This article is more than 12 months old

'Tis the season to be merry - and wary.

As consumers hit the Internet for their year-end holiday shopping, police are stepping up efforts to help them guard against e-commerce scams, which typically spike during this period.

This year's crime prevention campaign by the police and the National Crime Prevention Council (NCPC) aims to help people become more informed about the most common scams, especially those involving online purchases.

The first half of this year has already seen 911 e-commerce scams, which took place mostly on the Carousell online platform. Last year, there were 571 such cases from October to December, compared to the 499 to 549 in each of the previous three quarters.

In 2015, the number of e-commerce scams hit 663 in the last quarter, while there were 448 to 566 in each of the other quarters.

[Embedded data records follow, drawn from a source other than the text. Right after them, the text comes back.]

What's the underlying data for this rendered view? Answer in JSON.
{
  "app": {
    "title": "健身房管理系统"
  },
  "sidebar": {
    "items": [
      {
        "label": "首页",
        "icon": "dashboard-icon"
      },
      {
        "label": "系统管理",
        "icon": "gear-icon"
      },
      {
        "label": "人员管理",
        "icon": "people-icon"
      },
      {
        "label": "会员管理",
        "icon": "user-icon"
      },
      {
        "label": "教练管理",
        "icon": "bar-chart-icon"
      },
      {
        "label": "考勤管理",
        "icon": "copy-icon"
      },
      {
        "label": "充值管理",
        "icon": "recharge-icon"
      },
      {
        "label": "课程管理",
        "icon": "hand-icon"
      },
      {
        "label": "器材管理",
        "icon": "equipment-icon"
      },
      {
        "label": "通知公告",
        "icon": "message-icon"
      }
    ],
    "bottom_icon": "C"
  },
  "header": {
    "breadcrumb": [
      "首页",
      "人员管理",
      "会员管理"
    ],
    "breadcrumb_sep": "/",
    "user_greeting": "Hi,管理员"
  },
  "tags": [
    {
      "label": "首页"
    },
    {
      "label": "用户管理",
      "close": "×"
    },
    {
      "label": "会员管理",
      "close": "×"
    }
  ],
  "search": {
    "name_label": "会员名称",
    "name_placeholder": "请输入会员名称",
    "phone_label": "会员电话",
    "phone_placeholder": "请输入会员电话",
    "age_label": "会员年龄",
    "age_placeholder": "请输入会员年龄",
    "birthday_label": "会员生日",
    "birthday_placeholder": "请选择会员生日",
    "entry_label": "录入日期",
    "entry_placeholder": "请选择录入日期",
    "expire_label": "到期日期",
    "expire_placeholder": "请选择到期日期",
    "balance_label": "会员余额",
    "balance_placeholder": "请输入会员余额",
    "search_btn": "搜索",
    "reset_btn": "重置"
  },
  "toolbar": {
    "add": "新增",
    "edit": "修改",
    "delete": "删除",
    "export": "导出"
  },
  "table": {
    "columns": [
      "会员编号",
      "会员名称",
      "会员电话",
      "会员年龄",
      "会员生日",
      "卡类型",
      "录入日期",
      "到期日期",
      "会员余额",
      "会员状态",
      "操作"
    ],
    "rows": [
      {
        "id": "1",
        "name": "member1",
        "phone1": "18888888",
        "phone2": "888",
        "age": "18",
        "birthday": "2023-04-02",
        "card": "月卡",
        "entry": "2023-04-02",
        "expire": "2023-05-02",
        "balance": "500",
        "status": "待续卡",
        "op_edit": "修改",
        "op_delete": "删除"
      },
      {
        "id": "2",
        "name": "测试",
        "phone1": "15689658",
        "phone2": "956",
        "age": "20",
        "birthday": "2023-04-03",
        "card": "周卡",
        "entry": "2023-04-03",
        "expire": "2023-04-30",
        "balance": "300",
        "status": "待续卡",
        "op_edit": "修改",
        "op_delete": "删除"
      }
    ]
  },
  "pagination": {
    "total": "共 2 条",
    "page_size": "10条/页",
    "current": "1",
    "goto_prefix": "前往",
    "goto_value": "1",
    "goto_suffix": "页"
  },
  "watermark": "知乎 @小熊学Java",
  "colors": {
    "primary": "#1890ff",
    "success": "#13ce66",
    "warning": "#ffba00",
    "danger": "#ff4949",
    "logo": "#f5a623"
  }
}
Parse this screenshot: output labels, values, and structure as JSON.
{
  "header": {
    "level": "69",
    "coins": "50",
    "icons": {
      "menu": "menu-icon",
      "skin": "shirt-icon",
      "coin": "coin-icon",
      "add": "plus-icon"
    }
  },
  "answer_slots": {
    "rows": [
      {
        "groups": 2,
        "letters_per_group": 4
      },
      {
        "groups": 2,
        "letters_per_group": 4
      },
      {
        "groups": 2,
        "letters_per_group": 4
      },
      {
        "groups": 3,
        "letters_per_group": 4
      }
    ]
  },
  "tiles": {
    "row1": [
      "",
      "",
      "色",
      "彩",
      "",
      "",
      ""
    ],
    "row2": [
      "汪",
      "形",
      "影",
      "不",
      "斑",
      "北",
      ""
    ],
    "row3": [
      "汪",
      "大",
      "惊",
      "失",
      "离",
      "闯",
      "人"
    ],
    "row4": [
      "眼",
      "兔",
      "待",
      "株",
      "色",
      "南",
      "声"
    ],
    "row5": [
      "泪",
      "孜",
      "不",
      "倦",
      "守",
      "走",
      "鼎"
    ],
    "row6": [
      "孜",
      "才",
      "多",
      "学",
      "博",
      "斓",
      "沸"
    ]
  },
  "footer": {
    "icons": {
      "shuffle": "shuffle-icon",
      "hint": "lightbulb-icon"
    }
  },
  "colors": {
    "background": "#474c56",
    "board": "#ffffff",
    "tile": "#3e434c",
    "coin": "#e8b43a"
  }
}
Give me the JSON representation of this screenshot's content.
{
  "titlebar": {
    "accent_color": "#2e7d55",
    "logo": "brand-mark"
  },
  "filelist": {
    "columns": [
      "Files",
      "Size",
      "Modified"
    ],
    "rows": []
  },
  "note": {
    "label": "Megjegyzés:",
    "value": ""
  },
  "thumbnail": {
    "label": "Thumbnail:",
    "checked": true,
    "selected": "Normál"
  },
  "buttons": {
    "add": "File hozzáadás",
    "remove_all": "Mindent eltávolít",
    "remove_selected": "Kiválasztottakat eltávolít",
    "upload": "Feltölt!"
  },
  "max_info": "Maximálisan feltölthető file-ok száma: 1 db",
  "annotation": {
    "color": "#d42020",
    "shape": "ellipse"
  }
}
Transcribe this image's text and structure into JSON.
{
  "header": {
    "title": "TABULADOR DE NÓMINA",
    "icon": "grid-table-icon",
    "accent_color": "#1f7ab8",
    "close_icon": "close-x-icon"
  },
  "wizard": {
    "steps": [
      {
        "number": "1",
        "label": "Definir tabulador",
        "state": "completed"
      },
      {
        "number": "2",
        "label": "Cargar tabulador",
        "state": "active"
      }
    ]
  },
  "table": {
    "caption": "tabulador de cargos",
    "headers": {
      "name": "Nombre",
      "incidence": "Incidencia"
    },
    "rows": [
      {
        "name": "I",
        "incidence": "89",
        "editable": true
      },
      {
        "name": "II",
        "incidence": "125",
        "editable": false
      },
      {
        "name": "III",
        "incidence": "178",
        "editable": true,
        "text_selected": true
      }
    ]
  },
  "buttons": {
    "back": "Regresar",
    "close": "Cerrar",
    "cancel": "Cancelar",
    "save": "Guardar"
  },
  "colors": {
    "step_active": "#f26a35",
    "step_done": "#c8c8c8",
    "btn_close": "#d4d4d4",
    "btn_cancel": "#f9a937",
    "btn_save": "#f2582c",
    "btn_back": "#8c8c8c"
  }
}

Speaking at the campaign's launch at Chinatown Point yesterday, NCPC chairman Tan Kian Hoon noted that when people are busy during the festive period, they also tend to let their guard down.

"Today, eight out of 10 Singaporeans access the Internet, spending an average of two hours on social media daily. We also spend more time buying things online," said Mr Tan.

"But technology is a double-edged sword, bringing about both convenience and threats."

He noted that in the first six months of this year, Singaporeans lost $690,000 to e-commerce scams, more than $22 million to Internet love scams, and $21.9 million to e-mail impersonation scams.

This means an average of $245,000 is lost to such scams every day, he said.

The campaign, which Mr Amrin Amin, the Parliamentary Secretary for the Home Affairs Ministry and Health Ministry launched yesterday, will reach out to shoppers through street interviews and social media.

From Dec 9, the public may encounter actors taking on the role of "scammers" at different parts of Singapore and learn how to identify the common scams.

During the year-end period, more officers, including those in plainclothes, will be deployed in shopping malls, police said yesterday.